- [Exercise inputs]
════════════════════

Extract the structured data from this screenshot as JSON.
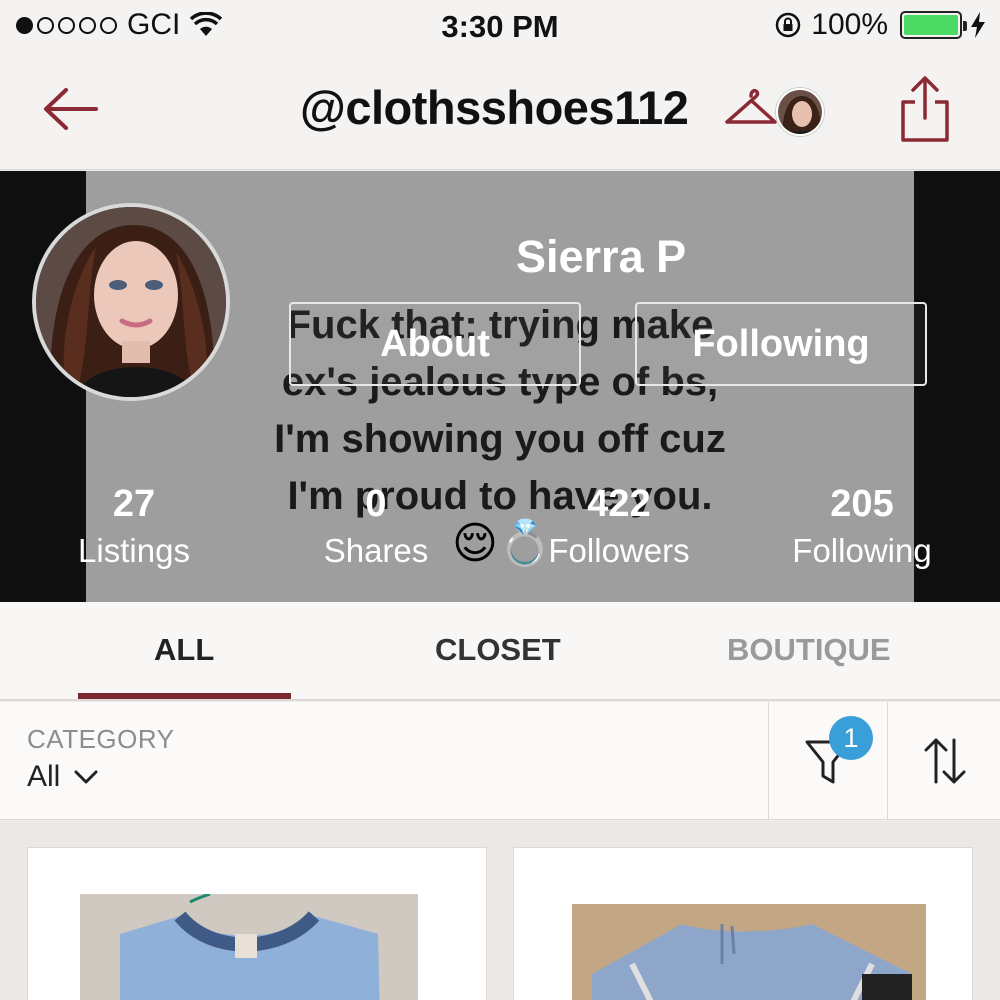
{
  "status_bar": {
    "carrier": "GCI",
    "time": "3:30 PM",
    "battery": "100%",
    "signal_bars": 1,
    "icons": [
      "wifi-icon",
      "rotation-lock-icon",
      "battery-icon",
      "charging-bolt-icon"
    ]
  },
  "nav": {
    "handle": "@clothsshoes112",
    "icons": [
      "back-arrow-icon",
      "hanger-icon",
      "share-icon"
    ]
  },
  "profile": {
    "name": "Sierra P",
    "about_label": "About",
    "following_label": "Following",
    "cover_text": [
      "Fuck that: trying make",
      "ex's jealous type of bs,",
      "I'm showing you off cuz",
      "I'm proud to have you."
    ],
    "cover_emoji": "😌💍",
    "stats": [
      {
        "value": "27",
        "label": "Listings"
      },
      {
        "value": "0",
        "label": "Shares"
      },
      {
        "value": "422",
        "label": "Followers"
      },
      {
        "value": "205",
        "label": "Following"
      }
    ]
  },
  "tabs": [
    {
      "label": "ALL",
      "active": true
    },
    {
      "label": "CLOSET",
      "active": false
    },
    {
      "label": "BOUTIQUE",
      "active": false
    }
  ],
  "filter": {
    "category_label": "CATEGORY",
    "category_value": "All",
    "filter_count": "1",
    "icons": [
      "chevron-down-icon",
      "filter-icon",
      "sort-icon"
    ]
  },
  "colors": {
    "accent": "#7c2a31",
    "badge": "#3a9fd8",
    "battery": "#4cd964"
  }
}
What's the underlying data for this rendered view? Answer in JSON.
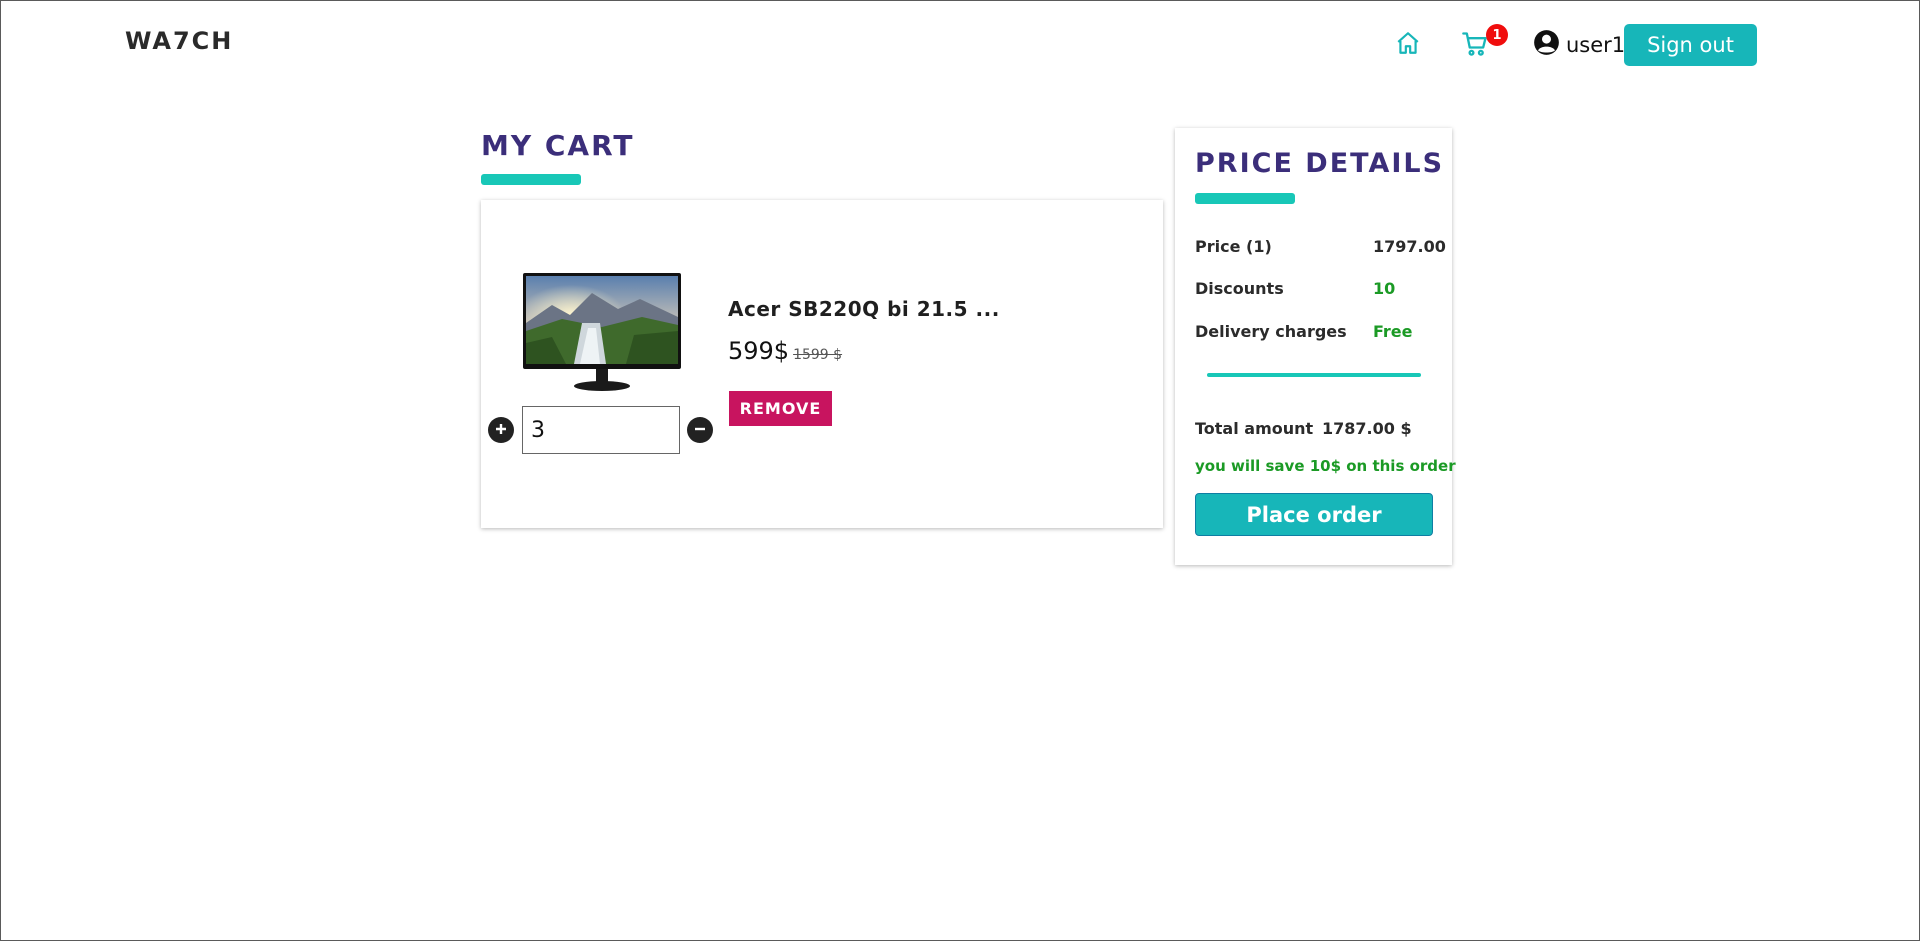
{
  "header": {
    "brand": "WA7CH",
    "cart_count": "1",
    "username": "user1",
    "signout_label": "Sign out",
    "icons": {
      "home": "home-icon",
      "cart": "cart-icon",
      "user": "user-circle-icon"
    }
  },
  "cart": {
    "title": "MY CART",
    "items": [
      {
        "name": "Acer SB220Q bi 21.5 ...",
        "price": "599$",
        "original_price": "1599 $",
        "quantity": "3",
        "remove_label": "REMOVE"
      }
    ]
  },
  "price_details": {
    "title": "PRICE DETAILS",
    "rows": [
      {
        "label": "Price (1)",
        "value": "1797.00"
      },
      {
        "label": "Discounts",
        "value": "10"
      },
      {
        "label": "Delivery charges",
        "value": "Free"
      }
    ],
    "total_label": "Total amount",
    "total_value": "1787.00 $",
    "savings_note": "you will save 10$ on this order",
    "place_order_label": "Place order"
  },
  "colors": {
    "accent": "#17b6b9",
    "title": "#3b2e7a",
    "remove": "#c8145f",
    "badge": "#f00d0d",
    "savings": "#1b9a25"
  }
}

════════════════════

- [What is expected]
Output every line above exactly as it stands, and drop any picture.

- [Output below]
Extract the structured data from this screenshot as JSON.
{
  "status_bar": {
    "carrier": "GCI",
    "time": "3:30 PM",
    "battery": "100%",
    "signal_bars": 1,
    "icons": [
      "wifi-icon",
      "rotation-lock-icon",
      "battery-icon",
      "charging-bolt-icon"
    ]
  },
  "nav": {
    "handle": "@clothsshoes112",
    "icons": [
      "back-arrow-icon",
      "hanger-icon",
      "share-icon"
    ]
  },
  "profile": {
    "name": "Sierra P",
    "about_label": "About",
    "following_label": "Following",
    "cover_text": [
      "Fuck that: trying make",
      "ex's jealous type of bs,",
      "I'm showing you off cuz",
      "I'm proud to have you."
    ],
    "cover_emoji": "😌💍",
    "stats": [
      {
        "value": "27",
        "label": "Listings"
      },
      {
        "value": "0",
        "label": "Shares"
      },
      {
        "value": "422",
        "label": "Followers"
      },
      {
        "value": "205",
        "label": "Following"
      }
    ]
  },
  "tabs": [
    {
      "label": "ALL",
      "active": true
    },
    {
      "label": "CLOSET",
      "active": false
    },
    {
      "label": "BOUTIQUE",
      "active": false
    }
  ],
  "filter": {
    "category_label": "CATEGORY",
    "category_value": "All",
    "filter_count": "1",
    "icons": [
      "chevron-down-icon",
      "filter-icon",
      "sort-icon"
    ]
  },
  "colors": {
    "accent": "#7c2a31",
    "badge": "#3a9fd8",
    "battery": "#4cd964"
  }
}
What's the underlying data for this rendered view? Answer in JSON.
{
  "header": {
    "brand": "WA7CH",
    "cart_count": "1",
    "username": "user1",
    "signout_label": "Sign out",
    "icons": {
      "home": "home-icon",
      "cart": "cart-icon",
      "user": "user-circle-icon"
    }
  },
  "cart": {
    "title": "MY CART",
    "items": [
      {
        "name": "Acer SB220Q bi 21.5 ...",
        "price": "599$",
        "original_price": "1599 $",
        "quantity": "3",
        "remove_label": "REMOVE"
      }
    ]
  },
  "price_details": {
    "title": "PRICE DETAILS",
    "rows": [
      {
        "label": "Price (1)",
        "value": "1797.00"
      },
      {
        "label": "Discounts",
        "value": "10"
      },
      {
        "label": "Delivery charges",
        "value": "Free"
      }
    ],
    "total_label": "Total amount",
    "total_value": "1787.00 $",
    "savings_note": "you will save 10$ on this order",
    "place_order_label": "Place order"
  },
  "colors": {
    "accent": "#17b6b9",
    "title": "#3b2e7a",
    "remove": "#c8145f",
    "badge": "#f00d0d",
    "savings": "#1b9a25"
  }
}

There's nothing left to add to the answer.